Cervical cancer screening for women aged 65 and older: is it justified?

Photo credit: @rollelflex_graphy726 on Unsplash.com

A couple of years ago we wrote a blog piece explaining why in most countries women aged 65 and over do not receive invitations for screening. In this blog, we discuss the risk of cervical cancer in women aged 65 and over, conditional on their screening history between the ages of 50 and 64.

Our recently published study using data from the English cervical screening programme suggests that the decision to offer screening after age 65 should be based on screening history at ages 50 to 64. In fact, results show that the single most impactful policy, in terms of cervical cancer reduction at aged 65-84y, is to screen women who have not attended screening in their 50s once between the ages of 60 and 64y. Such a policy would not lead to any additional screens above what is currently offered and could reduce incidence rates in England by 4.1 per 100,000 women.


What is the risk of cervical cancer in older women?

As discussed previously, women aged 65 who have been screened every five years since age 50 are very unlikely to get cervical cancer in the future. Our study found the cumulative risk to age 84y was 2 per 1,000 women.

About 1 in 200 women who were not screened in their 50s would avoid getting cervical cancer by having a single screen in their early 60s.

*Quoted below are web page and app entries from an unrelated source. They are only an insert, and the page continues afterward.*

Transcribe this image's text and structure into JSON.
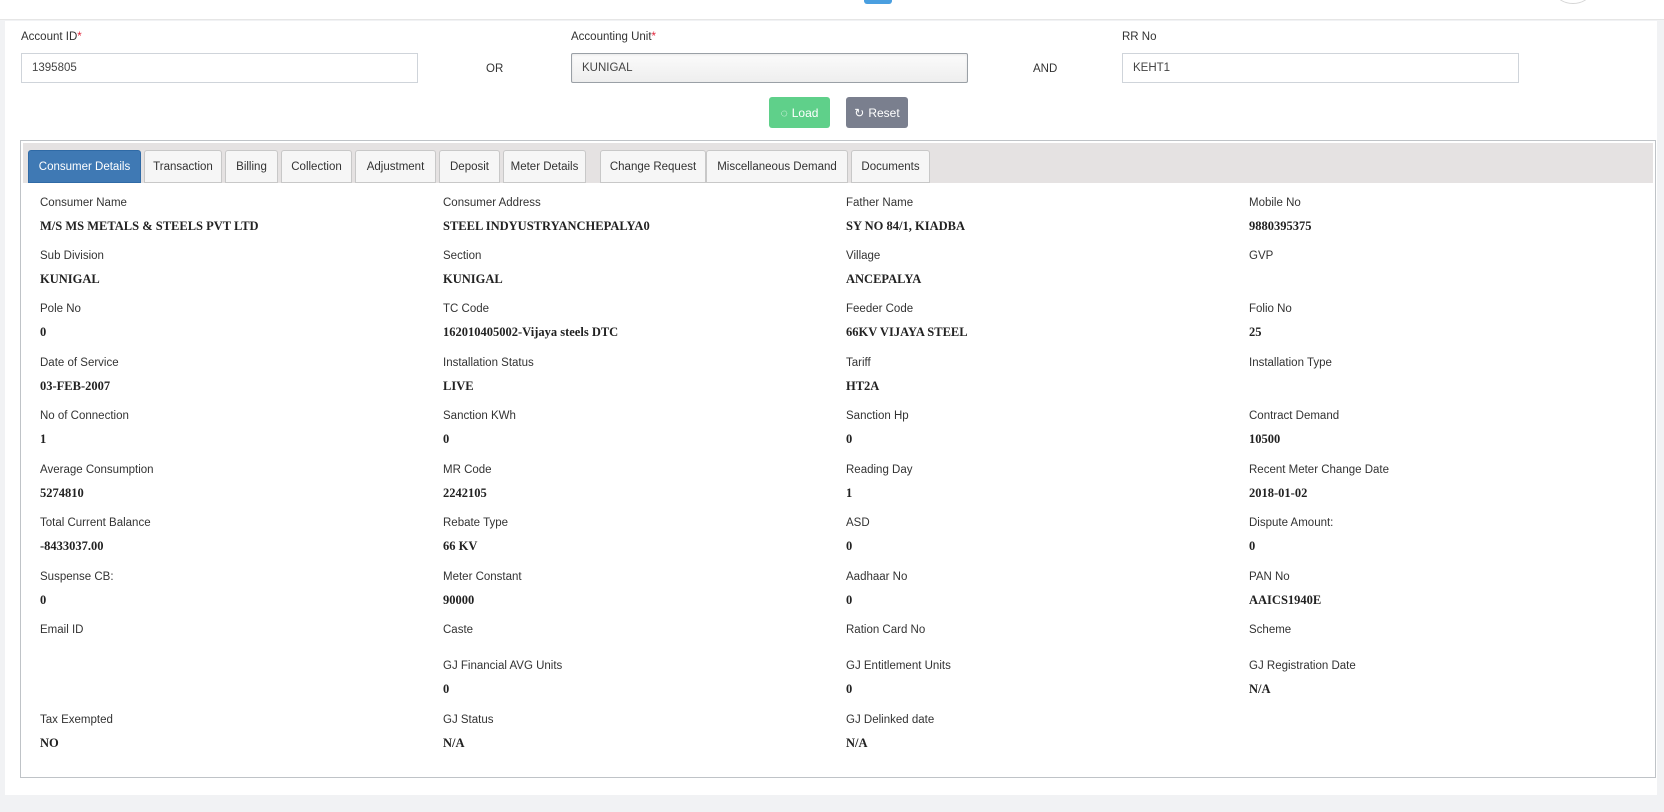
{
  "search": {
    "account_id_label": "Account ID",
    "account_id_value": "1395805",
    "or_label": "OR",
    "accounting_unit_label": "Accounting Unit",
    "accounting_unit_value": "KUNIGAL",
    "and_label": "AND",
    "rr_no_label": "RR No",
    "rr_no_value": "KEHT1",
    "required_mark": "*",
    "load_label": "Load",
    "reset_label": "Reset"
  },
  "tabs": [
    {
      "label": "Consumer Details",
      "active": true
    },
    {
      "label": "Transaction"
    },
    {
      "label": "Billing"
    },
    {
      "label": "Collection"
    },
    {
      "label": "Adjustment"
    },
    {
      "label": "Deposit"
    },
    {
      "label": "Meter Details"
    },
    {
      "label": "Change Request"
    },
    {
      "label": "Miscellaneous Demand"
    },
    {
      "label": "Documents"
    }
  ],
  "details": [
    [
      {
        "label": "Consumer Name",
        "value": "M/S MS METALS & STEELS PVT LTD"
      },
      {
        "label": "Consumer Address",
        "value": "STEEL INDYUSTRYANCHEPALYA0"
      },
      {
        "label": "Father Name",
        "value": "SY NO 84/1, KIADBA"
      },
      {
        "label": "Mobile No",
        "value": "9880395375"
      }
    ],
    [
      {
        "label": "Sub Division",
        "value": "KUNIGAL"
      },
      {
        "label": "Section",
        "value": "KUNIGAL"
      },
      {
        "label": "Village",
        "value": "ANCEPALYA"
      },
      {
        "label": "GVP",
        "value": ""
      }
    ],
    [
      {
        "label": "Pole No",
        "value": "0"
      },
      {
        "label": "TC Code",
        "value": "162010405002-Vijaya steels DTC"
      },
      {
        "label": "Feeder Code",
        "value": "66KV VIJAYA STEEL"
      },
      {
        "label": "Folio No",
        "value": "25"
      }
    ],
    [
      {
        "label": "Date of Service",
        "value": "03-FEB-2007"
      },
      {
        "label": "Installation Status",
        "value": "LIVE"
      },
      {
        "label": "Tariff",
        "value": "HT2A"
      },
      {
        "label": "Installation Type",
        "value": ""
      }
    ],
    [
      {
        "label": "No of Connection",
        "value": "1"
      },
      {
        "label": "Sanction KWh",
        "value": "0"
      },
      {
        "label": "Sanction Hp",
        "value": "0"
      },
      {
        "label": "Contract Demand",
        "value": "10500"
      }
    ],
    [
      {
        "label": "Average Consumption",
        "value": "5274810"
      },
      {
        "label": "MR Code",
        "value": "2242105"
      },
      {
        "label": "Reading Day",
        "value": "1"
      },
      {
        "label": "Recent Meter Change Date",
        "value": "2018-01-02"
      }
    ],
    [
      {
        "label": "Total Current Balance",
        "value": "-8433037.00"
      },
      {
        "label": "Rebate Type",
        "value": "66 KV"
      },
      {
        "label": "ASD",
        "value": "0"
      },
      {
        "label": "Dispute Amount:",
        "value": "0"
      }
    ],
    [
      {
        "label": "Suspense CB:",
        "value": "0"
      },
      {
        "label": "Meter Constant",
        "value": "90000"
      },
      {
        "label": "Aadhaar No",
        "value": "0"
      },
      {
        "label": "PAN No",
        "value": "AAICS1940E"
      }
    ],
    [
      {
        "label": "Email ID",
        "value": ""
      },
      {
        "label": "Caste",
        "value": ""
      },
      {
        "label": "Ration Card No",
        "value": ""
      },
      {
        "label": "Scheme",
        "value": ""
      }
    ],
    [
      null,
      {
        "label": "GJ Financial AVG Units",
        "value": "0"
      },
      {
        "label": "GJ Entitlement Units",
        "value": "0"
      },
      {
        "label": "GJ Registration Date",
        "value": "N/A"
      }
    ],
    [
      {
        "label": "Tax Exempted",
        "value": "NO"
      },
      {
        "label": "GJ Status",
        "value": "N/A"
      },
      {
        "label": "GJ Delinked date",
        "value": "N/A"
      },
      null
    ]
  ],
  "colors": {
    "active_tab": "#3f79b4",
    "load_button": "#5fd08a",
    "reset_button": "#7a7f8e",
    "required": "#e0263b"
  }
}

In other words, without screening about 8.4 per 1000 women (with a cervix) in England currently aged 60-64y would get cancer by age 84y, but a single test between aged 60-64y would prevent 4.9 of those 8.4 cancers. Five-yearly screening from age 50 to 64y (i.e., three screens) would prevent about 6.8 of those cancers.

Women who have had an abnormal test result between the ages of 50 and 64 had the highest risk of cervical cancer (10 in 1,000).

These results are in line with those reported in a similar Swedish study.


What are the implications of this?

Bottom line – the upper age of screening should be dependent on previous screening participation and results.

Our study reflects the risk of cervical cancer following cytology-based screening. Very few women in our study were screened using HPV as the primary screening test. Some have argued that given the high mortality rates from cervical cancer in women over age 65 and the lower sensitivity of cytology compared to HPV testing women should be offered a ‘catch-up’ HPV test around age 65 before being discharged from the screening programme.

Results from this study suggest that such a ‘catch-up’ screen may be appropriate for women with abnormal screening results prior to age 65. However, given the low lifetime risk, it is safe for women with three negative screens (even if they were cytology-based) after age 50y to exit cervical screening at age 65y.

Cervical cancer rates in older women in England could be reduced by 5.1 per 100,000 (from 14.2 to 9.1 or by 36%) if all those not currently screened aged 60-64y were screened once between the ages of 60-64y. However, more than three quarters (4·1 per 100,000 or 29%) of this added benefit could be achieved by screening the 21% of women in England who have not attended screening since age 50y.

These results suggest that instead of offering a ‘catch-up’ screen, efforts should concentrate on screening previous non-attenders once in their early 60s. We estimate that if one were to screen 80% of these women, over the next 25 years 779 cancers could be prevented in women aged 65 and older.  Were this test to be HPV-based the impact will most certainly be even greater.


So what’s the catch?

There is no doubt that trying to engage those who have not participated in screening is challenging, but the benefits it will bring suggest this strategy should be given serious consideration. So far most of the interventions aimed at increasing participation have had at best, moderate impact.  Additionally, conventional screening can be uncomfortable or difficult for postmenopausal women and often produces inadequate test results which need to be repeated.

The good news is the development of new screening technologies such as self-sampling (vaginal or urine) and non-speculum clinician taken sampling (a vaginal sample taken without a speculum by a doctor or nurse for HPV testing) may provide the breakthrough needed to encourage higher screening uptake in this population. Research in our group found that offering lapsed attender women aged 50-64 the choice of ordering a self-sampling kit or having a non-speculum clinician sample substantially increased uptake (results not yet published).

It looks increasingly likely that having a choice of screening test will be key to optimising uptake particularly in hard to reach populations such as non-attenders to screening.

The views expressed are those of the author. Posting of the blog does not signify that the Cancer Prevention Group endorse those views or opinions.

Share this Page

Subscribe to our mailing list



Be the first to comment

Leave a Reply

Your email address will not be published.